BRIEF:
Retype the data in its entirety, with no word changed.

INFORMATION GIVEN:
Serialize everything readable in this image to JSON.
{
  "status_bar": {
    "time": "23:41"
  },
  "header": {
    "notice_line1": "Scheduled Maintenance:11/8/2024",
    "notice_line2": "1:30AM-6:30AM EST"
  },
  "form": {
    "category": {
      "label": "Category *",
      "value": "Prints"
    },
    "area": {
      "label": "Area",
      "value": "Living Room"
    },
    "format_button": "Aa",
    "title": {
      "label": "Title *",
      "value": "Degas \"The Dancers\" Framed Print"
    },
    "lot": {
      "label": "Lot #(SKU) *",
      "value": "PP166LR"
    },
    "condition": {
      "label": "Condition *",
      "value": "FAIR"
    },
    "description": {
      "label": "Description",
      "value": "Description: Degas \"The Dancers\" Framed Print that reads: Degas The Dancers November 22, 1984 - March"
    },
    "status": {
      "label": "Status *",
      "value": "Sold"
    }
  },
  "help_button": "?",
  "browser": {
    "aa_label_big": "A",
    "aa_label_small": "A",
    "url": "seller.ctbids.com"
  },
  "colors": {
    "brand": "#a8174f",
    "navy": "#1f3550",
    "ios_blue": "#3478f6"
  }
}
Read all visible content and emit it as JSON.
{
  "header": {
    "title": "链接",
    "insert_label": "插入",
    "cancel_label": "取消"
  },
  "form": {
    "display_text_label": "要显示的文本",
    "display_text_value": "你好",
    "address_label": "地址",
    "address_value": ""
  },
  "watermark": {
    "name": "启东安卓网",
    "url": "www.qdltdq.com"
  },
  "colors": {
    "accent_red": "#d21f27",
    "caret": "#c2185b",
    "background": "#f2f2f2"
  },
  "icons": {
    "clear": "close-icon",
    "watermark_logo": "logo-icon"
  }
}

ANSWER TO THIS EXERCISE:
Serialize everything readable in this image to JSON.
{
  "status_bar": {
    "time": "23:41"
  },
  "header": {
    "notice_line1": "Scheduled Maintenance:11/8/2024",
    "notice_line2": "1:30AM-6:30AM EST"
  },
  "form": {
    "category": {
      "label": "Category *",
      "value": "Prints"
    },
    "area": {
      "label": "Area",
      "value": "Living Room"
    },
    "format_button": "Aa",
    "title": {
      "label": "Title *",
      "value": "Degas \"The Dancers\" Framed Print"
    },
    "lot": {
      "label": "Lot #(SKU) *",
      "value": "PP166LR"
    },
    "condition": {
      "label": "Condition *",
      "value": "FAIR"
    },
    "description": {
      "label": "Description",
      "value": "Description: Degas \"The Dancers\" Framed Print that reads: Degas The Dancers November 22, 1984 - March"
    },
    "status": {
      "label": "Status *",
      "value": "Sold"
    }
  },
  "help_button": "?",
  "browser": {
    "aa_label_big": "A",
    "aa_label_small": "A",
    "url": "seller.ctbids.com"
  },
  "colors": {
    "brand": "#a8174f",
    "navy": "#1f3550",
    "ios_blue": "#3478f6"
  }
}
Read all visible content and emit it as JSON.
{
  "header": {
    "title": "链接",
    "insert_label": "插入",
    "cancel_label": "取消"
  },
  "form": {
    "display_text_label": "要显示的文本",
    "display_text_value": "你好",
    "address_label": "地址",
    "address_value": ""
  },
  "watermark": {
    "name": "启东安卓网",
    "url": "www.qdltdq.com"
  },
  "colors": {
    "accent_red": "#d21f27",
    "caret": "#c2185b",
    "background": "#f2f2f2"
  },
  "icons": {
    "clear": "close-icon",
    "watermark_logo": "logo-icon"
  }
}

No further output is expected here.